And they’re probably all very good people, trying very hard to do a good job. But they stand as the Keepers of the Code. They are the embodiment of the game for us. And the Keepers of the Code have hardly showered themselves or us with anything positive of late. How they can continue to remain silent in the current environment is simply beyond fathomable to me. I appreciate I’m not a mover and shaker in the upper echelons of Australian corporate life as these folk are. But I’ve run enough crews on enough worksites for enough years to know that something always fills a vacuum. For our game’s leadership to continue to remain in deathly silence during this period of hyper-instability, when its very foundational membership is hurting like never before, just reinforces how utterly devoid of leadership, strategy and direction our domestic game has become. They are demonstrating they’re clueless. So I openly question if the board is fit for purpose.
And more than that, this is about an RA Chairman who saw fit to personally sack coaches over Zoom (Dave Rennie), hire coaches while the CEO was out of country (the Jones ‘captains pick’), partake in open media wars with other codes he couldn’t hope to win (mungo/V’Landys), to go on ABC national radio to insult the now ex-coach (‘Kumbaya Dave’) and then to seemingly force out sensible administrators (Marinos) while launching cross-code poaching wars (Joseph Suaalii) with money we don’t have. And he’s done all of this in such a high-profile, bombastic manner that his subsequent glaringly public failure to follow through has caused even more harm to the image of our game. This is an RA Chairman who willingly broke the model of the board being quiet but strong behind the scenes, remaining focussed on strategy and governance, and instead chose to very publicly directly meddle in the day-to-day management. And he may have got away with it if he had won, if he and EJ had ‘smashed and grabbed’ some RWC success as they shouted they would to anyone who’d listen. But he didn’t. He committed the cardinal sin of those who gob off: he gobbed off and lost.

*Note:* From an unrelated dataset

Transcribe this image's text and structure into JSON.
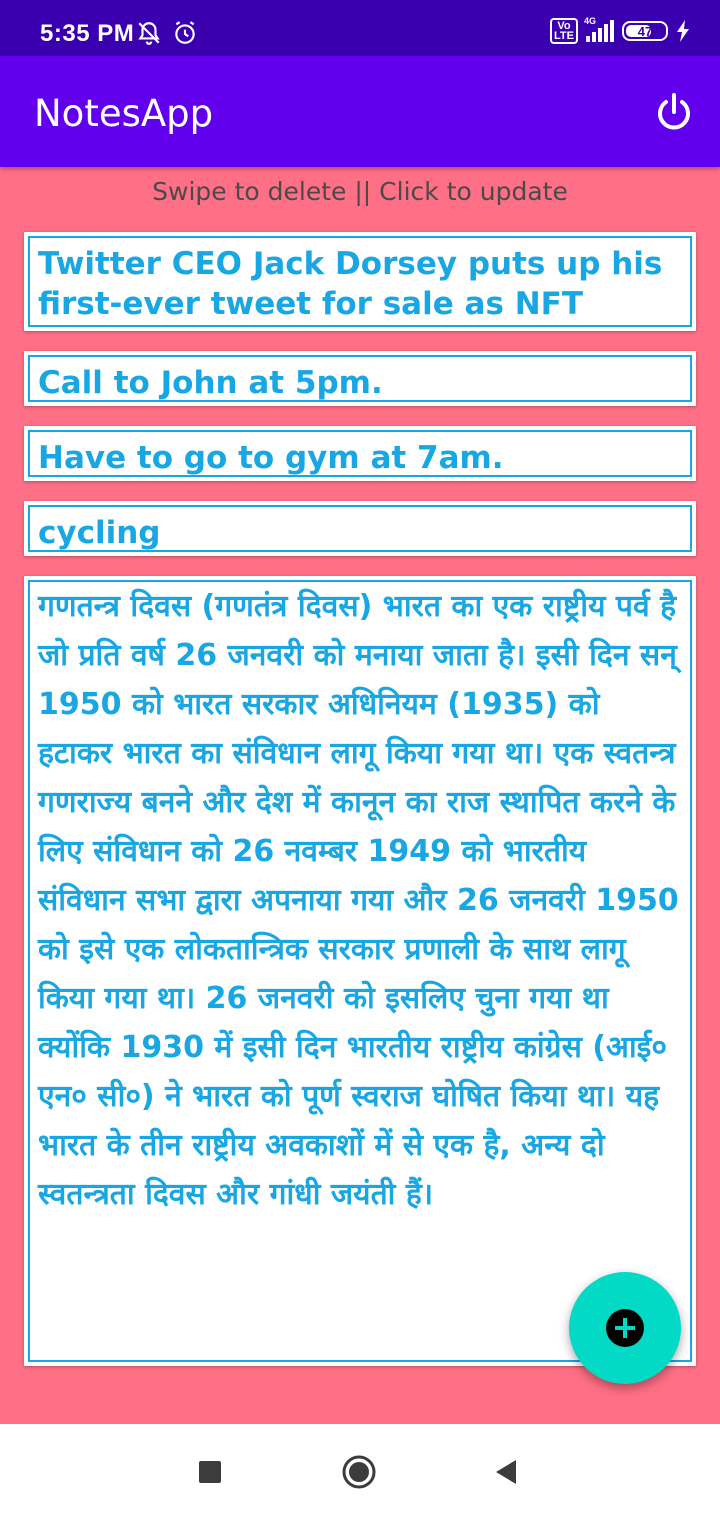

How do we hire a new coach of any worth to work under that? How do we convince the various states and stakeholders to work in partnership with that? What reputable commercial brand would allow itself to be seen in the purchasing public’s eye as aligned to the behaviours and values of an organisation that permits that?

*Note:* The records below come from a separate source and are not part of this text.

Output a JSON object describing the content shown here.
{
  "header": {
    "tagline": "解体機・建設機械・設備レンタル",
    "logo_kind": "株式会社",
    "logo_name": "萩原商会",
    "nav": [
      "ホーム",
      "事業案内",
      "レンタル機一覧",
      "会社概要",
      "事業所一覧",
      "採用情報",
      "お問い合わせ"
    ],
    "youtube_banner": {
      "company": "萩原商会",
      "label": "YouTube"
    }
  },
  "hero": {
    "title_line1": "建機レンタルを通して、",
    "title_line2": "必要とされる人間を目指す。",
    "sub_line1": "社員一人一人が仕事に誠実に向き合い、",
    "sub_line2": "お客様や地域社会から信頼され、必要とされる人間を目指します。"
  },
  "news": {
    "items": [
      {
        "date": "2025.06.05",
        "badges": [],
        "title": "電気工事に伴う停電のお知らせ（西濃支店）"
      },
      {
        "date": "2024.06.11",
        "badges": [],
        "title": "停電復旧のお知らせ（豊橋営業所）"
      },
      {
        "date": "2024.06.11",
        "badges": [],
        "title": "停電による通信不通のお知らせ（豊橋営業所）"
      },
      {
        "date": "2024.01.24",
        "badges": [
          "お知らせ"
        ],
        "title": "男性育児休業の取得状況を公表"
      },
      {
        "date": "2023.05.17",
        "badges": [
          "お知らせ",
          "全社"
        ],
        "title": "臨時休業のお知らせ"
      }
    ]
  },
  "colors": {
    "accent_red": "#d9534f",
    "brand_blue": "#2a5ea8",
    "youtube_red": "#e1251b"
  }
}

As it stands right now, in the normal run of things I’d see little option other than for Hamish McLennan to go. But, if he does go, who takes his place? Buggered if I know right now. So it galls me to say that he may just survive as he’s last man standing.
Thoughts and comments welcome below.